Nolan Rapoza (USA) won his first victory on the Qualifying Series (QS) in solid 10-foot (3 meter) conditions over Alonso Correa (PER) at the Maui and Sons Arica Pro Tour presented by Jeep. Rapoza became the first American to win the event in Arica in its 10-year history and was visibly emotional after being chaired up to the event site by his support crew.
"Wow, that was my first Final, that was unbelievable. It feels insane and I'm still processing everything. I haven't felt like this in a long time and I really needed it," said Rapoza as he fought back tears. "I love El Gringo, Arica, Chile and everyone here. I've been going through a real tough time at home, not getting the results I wanted. But I just kept grinding and I have to thank my mom that told me to keep going. This means so much to me. Everyone says Pipe is the best wave for a contest, but El Gringo is right there with it. Thank you to everyone that's been supporting me and I will definitely be back next year."
Despite being the largest day of the waiting period, moderate winds arrived early, clamping waves and making conditions extra challenging for the athletes. Both surfers could not make it out of the largest waves of the Final. Correa began with an early lead after threading his way through several chandeliers on a long lefthander for a 5.83, but was only able to back it up with a 3.07.

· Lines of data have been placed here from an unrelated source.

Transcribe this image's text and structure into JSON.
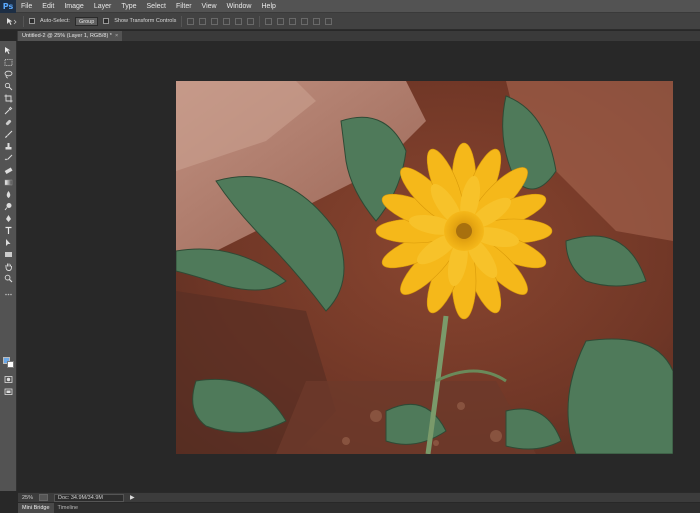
{
  "app": {
    "logo": "Ps",
    "menu": [
      "File",
      "Edit",
      "Image",
      "Layer",
      "Type",
      "Select",
      "Filter",
      "View",
      "Window",
      "Help"
    ]
  },
  "options": {
    "tool_icon": "move-tool",
    "auto_select_label": "Auto-Select:",
    "auto_select_value": "Group",
    "transform_label": "Show Transform Controls"
  },
  "document": {
    "tab_title": "Untitled-2 @ 25% (Layer 1, RGB/8) *",
    "close": "×"
  },
  "status": {
    "zoom": "25%",
    "doc_info": "Doc: 34.9M/34.9M",
    "arrow": "▶"
  },
  "bottom_tabs": [
    "Mini Bridge",
    "Timeline"
  ],
  "colors": {
    "foreground": "#6aa8e8",
    "background": "#ffffff",
    "petal": "#f5b81a"
  }
}
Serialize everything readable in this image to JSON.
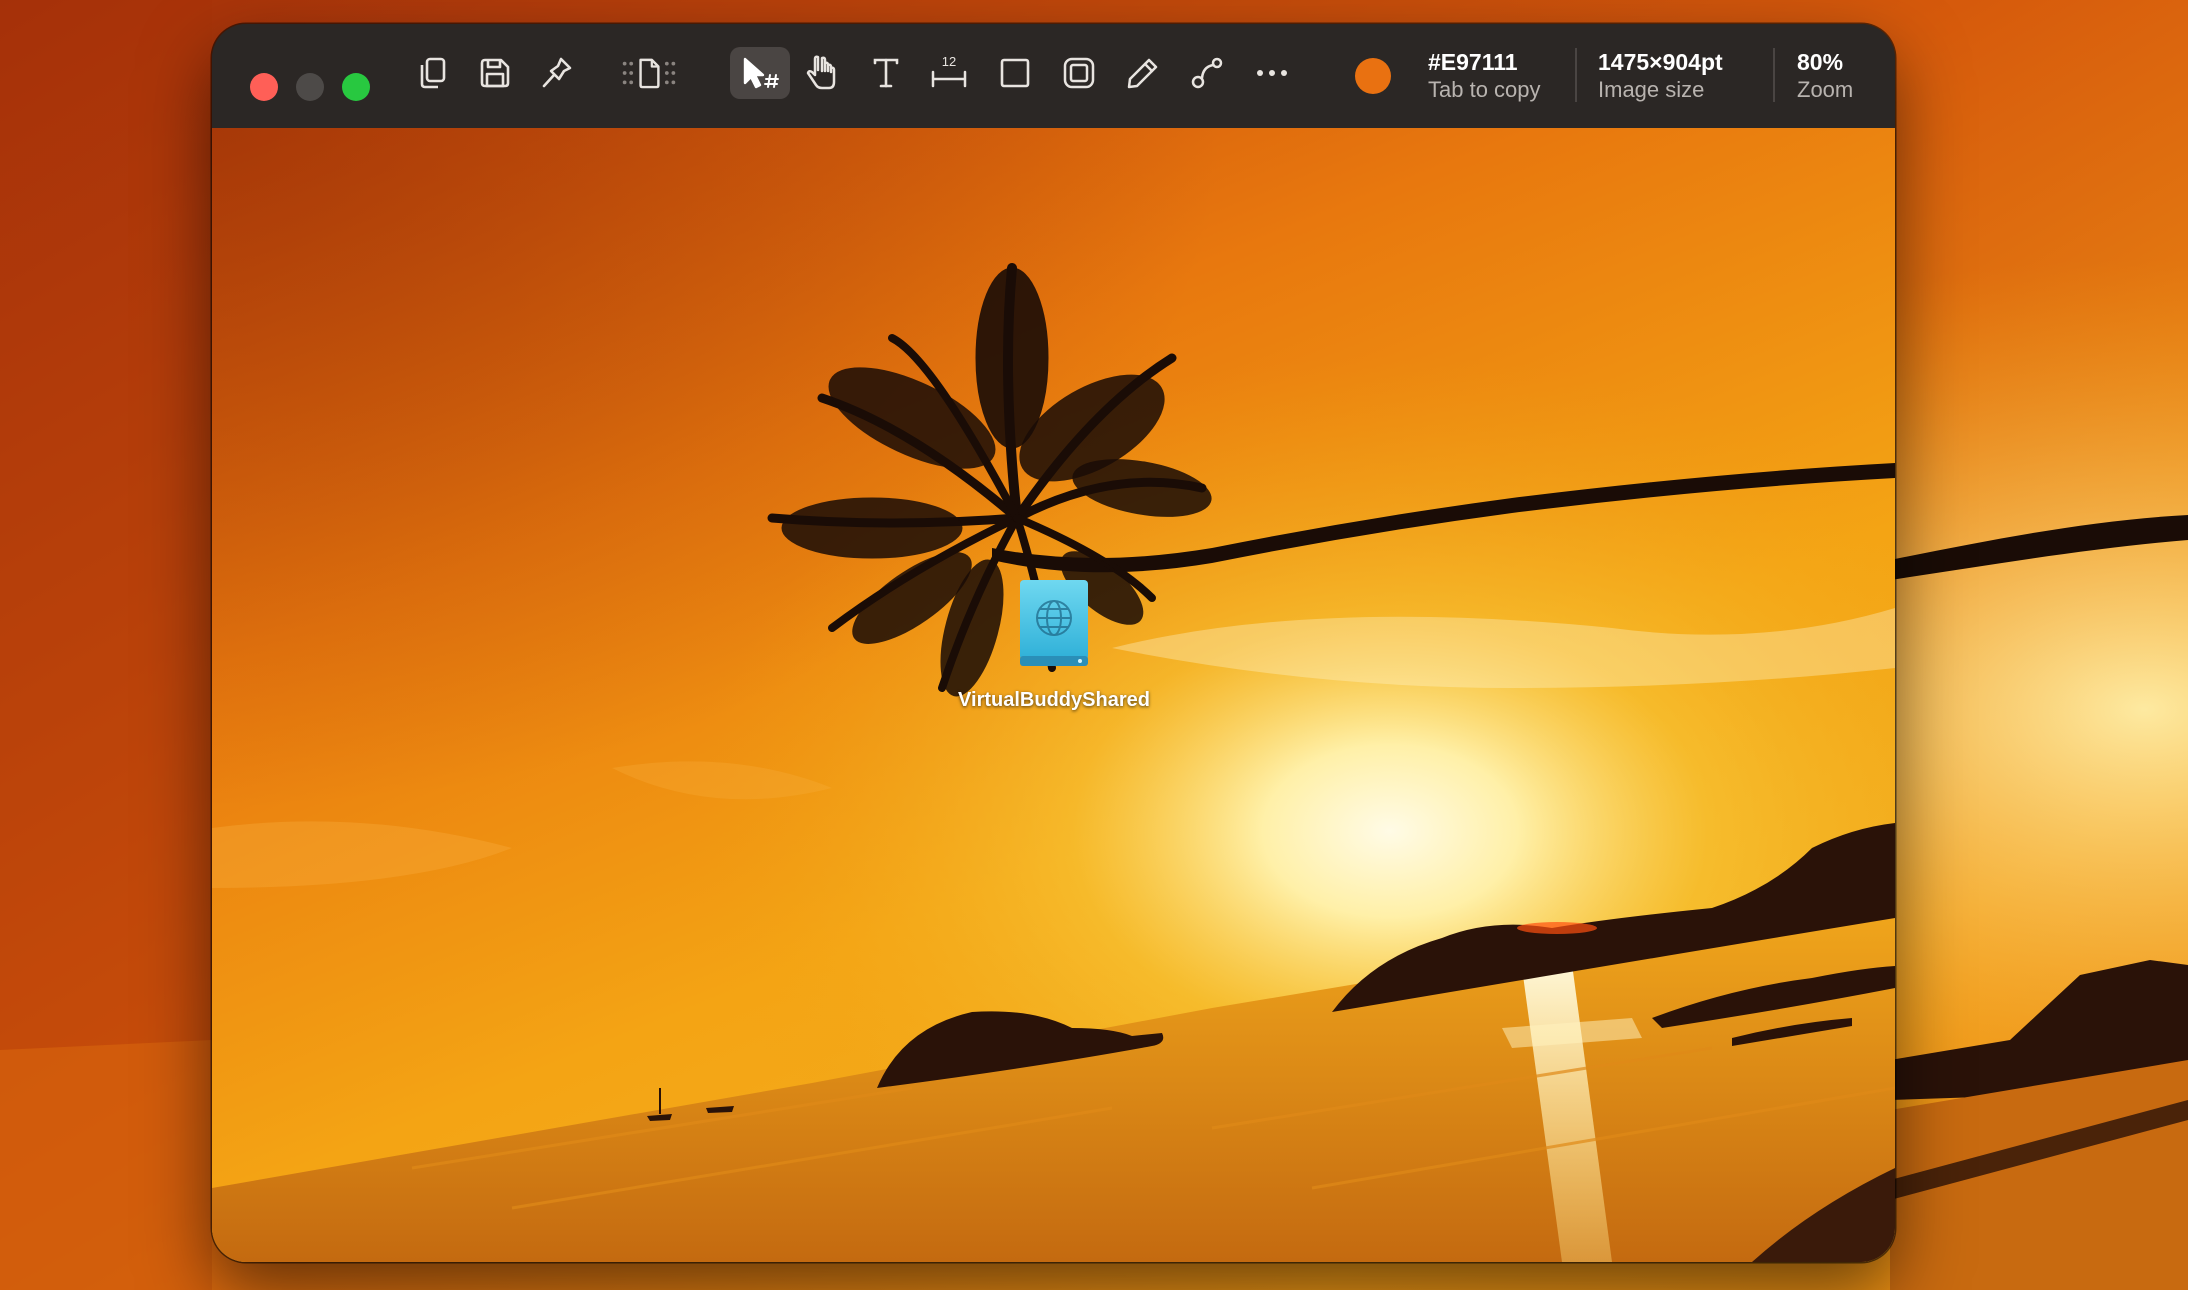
{
  "toolbar": {
    "traffic_lights": [
      "close",
      "minimize",
      "zoom"
    ],
    "actions": [
      {
        "icon": "copy-icon"
      },
      {
        "icon": "save-icon"
      },
      {
        "icon": "pin-icon"
      },
      {
        "icon": "page-resize-icon"
      }
    ],
    "tools": [
      {
        "icon": "select-tool-icon",
        "active": true
      },
      {
        "icon": "hand-tool-icon"
      },
      {
        "icon": "text-tool-icon"
      },
      {
        "icon": "measure-tool-icon",
        "label": "12"
      },
      {
        "icon": "rectangle-tool-icon"
      },
      {
        "icon": "frame-tool-icon"
      },
      {
        "icon": "pencil-tool-icon"
      },
      {
        "icon": "curve-tool-icon"
      },
      {
        "icon": "more-icon"
      }
    ],
    "color": {
      "hex": "#E97111",
      "hint": "Tab to copy",
      "swatch": "#e97111"
    },
    "image_size": {
      "value": "1475×904pt",
      "label": "Image size"
    },
    "zoom": {
      "value": "80%",
      "label": "Zoom"
    }
  },
  "canvas": {
    "desktop_icon": {
      "label": "VirtualBuddyShared",
      "icon": "network-volume-icon"
    }
  },
  "colors": {
    "sky_top": "#c8480a",
    "sky_mid": "#f08c10",
    "sun": "#fff4c8",
    "sea": "#d87a10",
    "silhouette": "#1a0c06",
    "toolbar_bg": "#2b2725"
  }
}
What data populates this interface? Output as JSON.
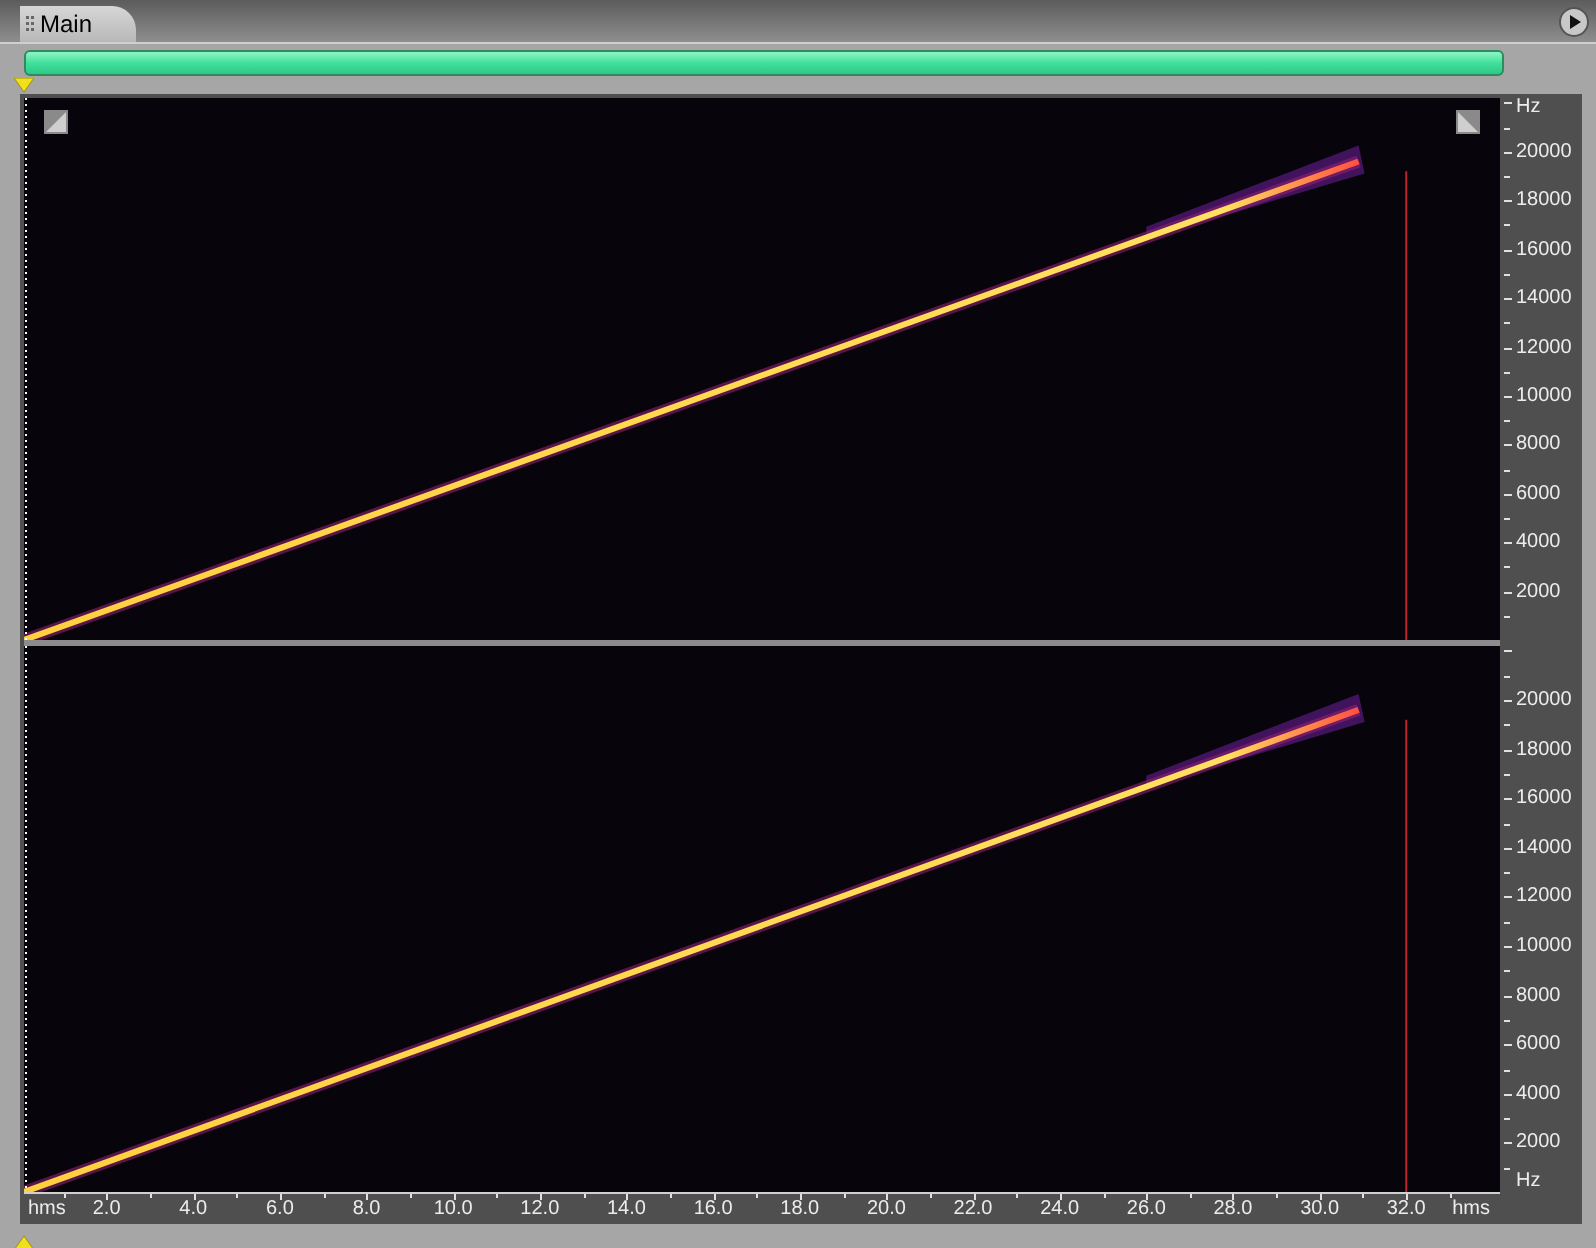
{
  "tab": {
    "label": "Main",
    "selected": true
  },
  "channels": [
    {
      "freq_axis": {
        "unit_top": "Hz",
        "ticks": [
          "20000",
          "18000",
          "16000",
          "14000",
          "12000",
          "10000",
          "8000",
          "6000",
          "4000",
          "2000"
        ]
      }
    },
    {
      "freq_axis": {
        "ticks": [
          "20000",
          "18000",
          "16000",
          "14000",
          "12000",
          "10000",
          "8000",
          "6000",
          "4000",
          "2000"
        ],
        "unit_bottom": "Hz"
      }
    }
  ],
  "time_axis": {
    "units": [
      "hms",
      "hms"
    ],
    "ticks": [
      "2.0",
      "4.0",
      "6.0",
      "8.0",
      "10.0",
      "12.0",
      "14.0",
      "16.0",
      "18.0",
      "20.0",
      "22.0",
      "24.0",
      "26.0",
      "28.0",
      "30.0",
      "32.0"
    ]
  }
}
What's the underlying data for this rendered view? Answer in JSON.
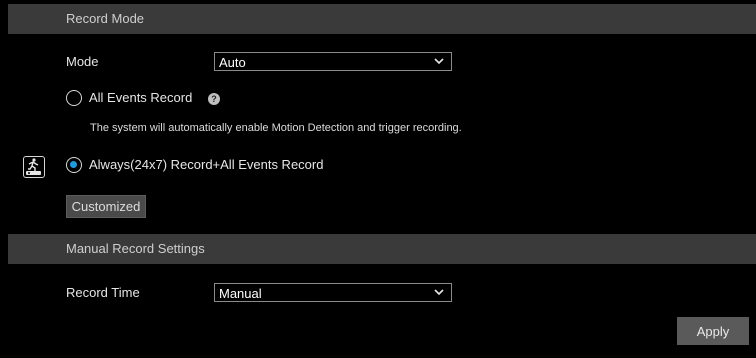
{
  "record_mode": {
    "header": "Record Mode",
    "mode_label": "Mode",
    "mode_value": "Auto",
    "option_all_events": "All Events Record",
    "help_glyph": "?",
    "description": "The system will automatically enable Motion Detection and trigger recording.",
    "option_always": "Always(24x7) Record+All Events Record",
    "customized_button": "Customized",
    "icon": "motion-record-on-icon"
  },
  "manual_record": {
    "header": "Manual Record Settings",
    "record_time_label": "Record Time",
    "record_time_value": "Manual"
  },
  "apply_button": "Apply",
  "colors": {
    "background": "#000000",
    "header_bg": "#3a3a3a",
    "accent": "#1e9be0"
  }
}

Although it was his first time in Chile and El Gringo, the young surfer from California was in complete sync with the heavy barrels all week long and maintained his form in the Final, finding two mid-range rides of a 5.43 and a 4.67 to win his first-ever WSL event.
Rapoza now jumps from 52nd to 19th place on the Qualifying Series rankings after earning 3,000 points from his first-place finish. Runner-up Alonso Correa also climbed the rankings from 27th to equal 13th with his fellow countryman Miguel Tudela (PER) after receiving 2,250 points for second place in Arica.
"I'm a little bummed that I didn't make it out of the best waves I got in the Final, but I'm still happy since this is the best result I've ever had here," said Correa. "There were a few years that I didn't even make a heat, so it's nice to make it to the winner's podium at a wave I love so much. El Gringo is one of the scariest waves in the world, so to do well here and move up in the rankings is great because my goal is to make it onto the Championship Tour (CT). Each good result is a step in the right direction, so this just gives me added motivation."
Before reaching the Final, Correa first had to get past event standout Skip McCollough (USA) in the Quarterfinals, who received the event's only perfect 10 the day before. Afterwards, the Peruvian defeated another event favorite, Dean Bowen (AUS), who earned a runner-up finish in 2016 and two Semifinal appearances in 2018 and 2019.
"This wave and this place are always intimidating and scary. But you have the potential to get the wave of your life," declared Bowen. "I got some great waves and I had a great time and I'm stoked to be back on the winner's podium for the third time."
On the other side of the draw, Rapoza took out the last remaining Brazilian in the Quarterfinals, Vitor Mendes (BRA), who is the younger brother of Championship Tour surfer Jesse Mendes. The Californian then eliminated Mihimana Braye (PYF), who took on El Gringo with aplomb, displaying a self-assurance in the heavy water conditions.
"El Gringo is a very difficult wave, but it's perfect at the same time, like Teahupoo," noted Braye. "But for me, I think it's a little bit more dangerous here because the wave breaks so close to the rocks. It feels great to compete in Chile, thank you to everyone here and I will definitely be back next year."